Monthly Archives: March 2010
I recently finished Making Learning Whole by David Perkins. I am going to share my notes about how to apply it to what we are doing in video conferencing. I am looking at this book through the lens of “What can we do to increase the learning and interactions in our video conferencing student projects?’
The structure for the book is an extended game metaphor.
- Play the whole game.
- Make the game worth playing.
- Work on the hard parts.
- Play out of town.
- Uncover the hidden game.
- Learn from the team and from others.
- Learn the game of learning.
Problem-solving vs. Problem-finding
This is the first thing that caught my eye because we hear “Our students need more opportunities to practice problem-solving”. Think about how your students or children behave when the problem is not clearly defined.
- Solving: The art and craft of dealing well with problems that are reasonably clear using explanation, argument, evidence, strategy, skill or craft.
- Finding: First, one must determine what or where the problems are. The problem must be formulated well and will probably need redefining before you can solve it.
Reframing JAZZ Small Group Projects as Whole Games
What if we added these questions to the preparation materials in JAZZ?
- What would this topic be like if learners were trying to get better at DOING something?
- What would they get better at DOING?
- What would the topic be like if it were not just routine, if it required thinking with what you know and pushing it further?
- If there were some problem-finding involved, where would it figure into the project plan?
I think it is important to continue to focus on what students are doing and learning.
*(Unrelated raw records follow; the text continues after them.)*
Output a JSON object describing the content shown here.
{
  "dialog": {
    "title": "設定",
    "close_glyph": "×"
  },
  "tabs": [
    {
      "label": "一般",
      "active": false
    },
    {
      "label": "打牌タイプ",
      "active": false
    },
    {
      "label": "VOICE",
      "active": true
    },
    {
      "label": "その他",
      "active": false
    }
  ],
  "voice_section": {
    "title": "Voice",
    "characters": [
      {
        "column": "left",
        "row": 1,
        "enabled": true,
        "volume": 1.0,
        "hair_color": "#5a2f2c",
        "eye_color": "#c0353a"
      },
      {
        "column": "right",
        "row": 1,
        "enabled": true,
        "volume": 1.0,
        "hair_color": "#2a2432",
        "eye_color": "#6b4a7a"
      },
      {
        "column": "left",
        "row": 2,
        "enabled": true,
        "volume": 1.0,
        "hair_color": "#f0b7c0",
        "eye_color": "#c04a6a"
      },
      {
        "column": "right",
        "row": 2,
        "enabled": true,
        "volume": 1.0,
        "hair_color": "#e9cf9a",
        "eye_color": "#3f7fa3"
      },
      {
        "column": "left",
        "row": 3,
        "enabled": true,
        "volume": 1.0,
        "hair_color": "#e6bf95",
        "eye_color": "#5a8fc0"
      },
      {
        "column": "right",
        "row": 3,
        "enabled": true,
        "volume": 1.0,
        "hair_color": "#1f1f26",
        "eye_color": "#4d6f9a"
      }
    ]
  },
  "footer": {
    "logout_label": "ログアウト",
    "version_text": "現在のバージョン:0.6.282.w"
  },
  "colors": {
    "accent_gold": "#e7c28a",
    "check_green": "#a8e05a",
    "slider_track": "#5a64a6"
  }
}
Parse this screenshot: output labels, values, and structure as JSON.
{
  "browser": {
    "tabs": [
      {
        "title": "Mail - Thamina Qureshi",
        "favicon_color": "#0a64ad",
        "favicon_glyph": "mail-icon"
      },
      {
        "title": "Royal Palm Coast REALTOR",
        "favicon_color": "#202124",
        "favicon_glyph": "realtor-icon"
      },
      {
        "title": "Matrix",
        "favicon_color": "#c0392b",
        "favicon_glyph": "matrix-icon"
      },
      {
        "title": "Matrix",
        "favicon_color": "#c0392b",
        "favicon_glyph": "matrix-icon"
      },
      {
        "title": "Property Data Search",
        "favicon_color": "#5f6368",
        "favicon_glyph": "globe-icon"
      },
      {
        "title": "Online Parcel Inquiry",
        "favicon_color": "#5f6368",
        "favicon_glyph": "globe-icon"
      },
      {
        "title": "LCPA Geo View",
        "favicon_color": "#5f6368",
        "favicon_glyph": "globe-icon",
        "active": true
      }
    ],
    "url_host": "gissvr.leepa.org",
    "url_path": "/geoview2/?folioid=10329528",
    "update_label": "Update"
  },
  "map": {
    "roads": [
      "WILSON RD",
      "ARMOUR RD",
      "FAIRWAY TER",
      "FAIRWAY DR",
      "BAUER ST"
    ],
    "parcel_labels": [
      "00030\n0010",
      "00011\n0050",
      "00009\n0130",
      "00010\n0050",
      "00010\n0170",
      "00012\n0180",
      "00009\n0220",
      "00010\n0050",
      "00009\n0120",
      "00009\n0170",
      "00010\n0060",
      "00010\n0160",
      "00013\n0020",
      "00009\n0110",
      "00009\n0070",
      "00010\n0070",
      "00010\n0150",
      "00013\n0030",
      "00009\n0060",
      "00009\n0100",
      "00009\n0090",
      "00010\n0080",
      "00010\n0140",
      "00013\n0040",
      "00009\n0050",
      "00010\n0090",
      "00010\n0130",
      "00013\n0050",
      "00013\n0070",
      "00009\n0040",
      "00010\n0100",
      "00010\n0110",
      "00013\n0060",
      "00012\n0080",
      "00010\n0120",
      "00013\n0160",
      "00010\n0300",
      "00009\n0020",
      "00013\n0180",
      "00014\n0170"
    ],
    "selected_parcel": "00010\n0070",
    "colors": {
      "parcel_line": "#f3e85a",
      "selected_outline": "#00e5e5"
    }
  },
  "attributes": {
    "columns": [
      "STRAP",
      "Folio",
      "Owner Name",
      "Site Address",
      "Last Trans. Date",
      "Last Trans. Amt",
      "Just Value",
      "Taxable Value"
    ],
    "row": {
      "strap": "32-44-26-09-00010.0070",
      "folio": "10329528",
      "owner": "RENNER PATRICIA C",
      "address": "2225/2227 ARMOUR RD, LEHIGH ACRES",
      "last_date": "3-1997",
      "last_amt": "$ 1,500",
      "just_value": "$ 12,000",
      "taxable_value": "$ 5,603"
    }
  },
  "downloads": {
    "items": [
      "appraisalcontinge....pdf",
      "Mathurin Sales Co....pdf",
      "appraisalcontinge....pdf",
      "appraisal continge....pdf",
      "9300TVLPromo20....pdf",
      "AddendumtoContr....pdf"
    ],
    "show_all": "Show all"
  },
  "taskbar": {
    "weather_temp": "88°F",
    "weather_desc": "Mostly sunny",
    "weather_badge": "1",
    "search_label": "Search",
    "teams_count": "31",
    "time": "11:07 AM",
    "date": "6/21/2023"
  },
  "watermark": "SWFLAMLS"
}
We can use the video conferencing technology to enhance projects and we need to think about how to do it in a smart and relevant way.
This afternoon, I presented a session at MACUL 2010 about the classic matching project used by so many in videoconferencing. It goes by many names: Monster Exchange, Monster Trade, Monster Match. Thank you to Janine Lim for being an excellent facilitator.
The basics of the project.
- Find a partner.
- Create a monster.
- Write a description.
- Exchange descriptions with your partner.
- Create a second monster and try to match the original.
- Meet in video conference to see if there is a match.
- Helps teachers integrate technology with supports and protocols.
- Moves ideas to implementation.
- Writing (How To, Sequencing, Descriptive)
- Math (measurement, angles)
- Reading (comprehension, following directions)
- Listening, speaking, problem-solving, alternative strategies
- Turkey Trade, Turkey Match, Ship Shape Turkey
- Easter Bunny Match
- Snowman Match
- Story Illustration Match
Links and Resources
- tweets from MACUL
- Making Learning Whole by David Perkins
- Linchpin by Seth Godin | blog via Twitter
- Presentation Zen Design by Garr Reynolds | web | @presentationzen
- Roxanne Glaser | Whirlidurb | blog VC Rox | @whirlidurb
- Janine Lim | blog VC Outonalim | @outonalim
- dana boyd | blog | @zephora
- Silvia Tolisano | blog | @langwitches